▶ _Directions for this task_: Output the data word for word, dropping every image.

(Component data from apps and pages)

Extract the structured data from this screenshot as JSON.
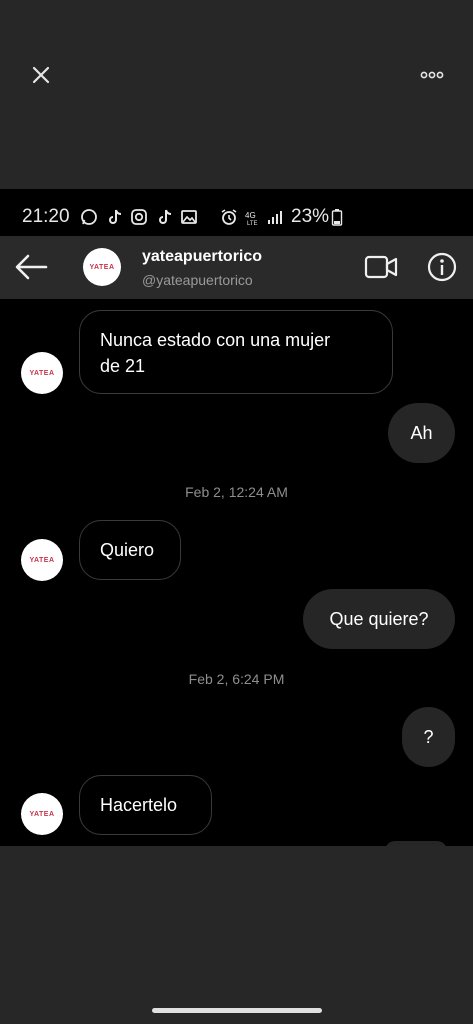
{
  "viewer": {
    "close_icon": "close-icon",
    "more_icon": "more-horizontal-icon"
  },
  "status_bar": {
    "time": "21:20",
    "icons": [
      "whatsapp-icon",
      "tiktok-icon",
      "instagram-icon",
      "tiktok-icon",
      "gallery-icon",
      "alarm-icon",
      "4g-lte-icon",
      "signal-icon"
    ],
    "battery_percent": "23%"
  },
  "header": {
    "username": "yateapuertorico",
    "handle": "@yateapuertorico",
    "avatar_text": "YATEA"
  },
  "messages": [
    {
      "sender": "them",
      "text_line1": "Nunca estado con una mujer",
      "text_line2": "de 21"
    },
    {
      "sender": "me",
      "text": "Ah"
    },
    {
      "type": "timestamp",
      "text": "Feb 2, 12:24 AM"
    },
    {
      "sender": "them",
      "text": "Quiero"
    },
    {
      "sender": "me",
      "text": "Que quiere?"
    },
    {
      "type": "timestamp",
      "text": "Feb 2, 6:24 PM"
    },
    {
      "sender": "me",
      "text": "?"
    },
    {
      "sender": "them",
      "text": "Hacertelo"
    }
  ],
  "avatar_text": "YATEA"
}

▶ _Finished exercise_:
Extract the structured data from this screenshot as JSON.
{
  "viewer": {
    "close_icon": "close-icon",
    "more_icon": "more-horizontal-icon"
  },
  "status_bar": {
    "time": "21:20",
    "icons": [
      "whatsapp-icon",
      "tiktok-icon",
      "instagram-icon",
      "tiktok-icon",
      "gallery-icon",
      "alarm-icon",
      "4g-lte-icon",
      "signal-icon"
    ],
    "battery_percent": "23%"
  },
  "header": {
    "username": "yateapuertorico",
    "handle": "@yateapuertorico",
    "avatar_text": "YATEA"
  },
  "messages": [
    {
      "sender": "them",
      "text_line1": "Nunca estado con una mujer",
      "text_line2": "de 21"
    },
    {
      "sender": "me",
      "text": "Ah"
    },
    {
      "type": "timestamp",
      "text": "Feb 2, 12:24 AM"
    },
    {
      "sender": "them",
      "text": "Quiero"
    },
    {
      "sender": "me",
      "text": "Que quiere?"
    },
    {
      "type": "timestamp",
      "text": "Feb 2, 6:24 PM"
    },
    {
      "sender": "me",
      "text": "?"
    },
    {
      "sender": "them",
      "text": "Hacertelo"
    }
  ],
  "avatar_text": "YATEA"
}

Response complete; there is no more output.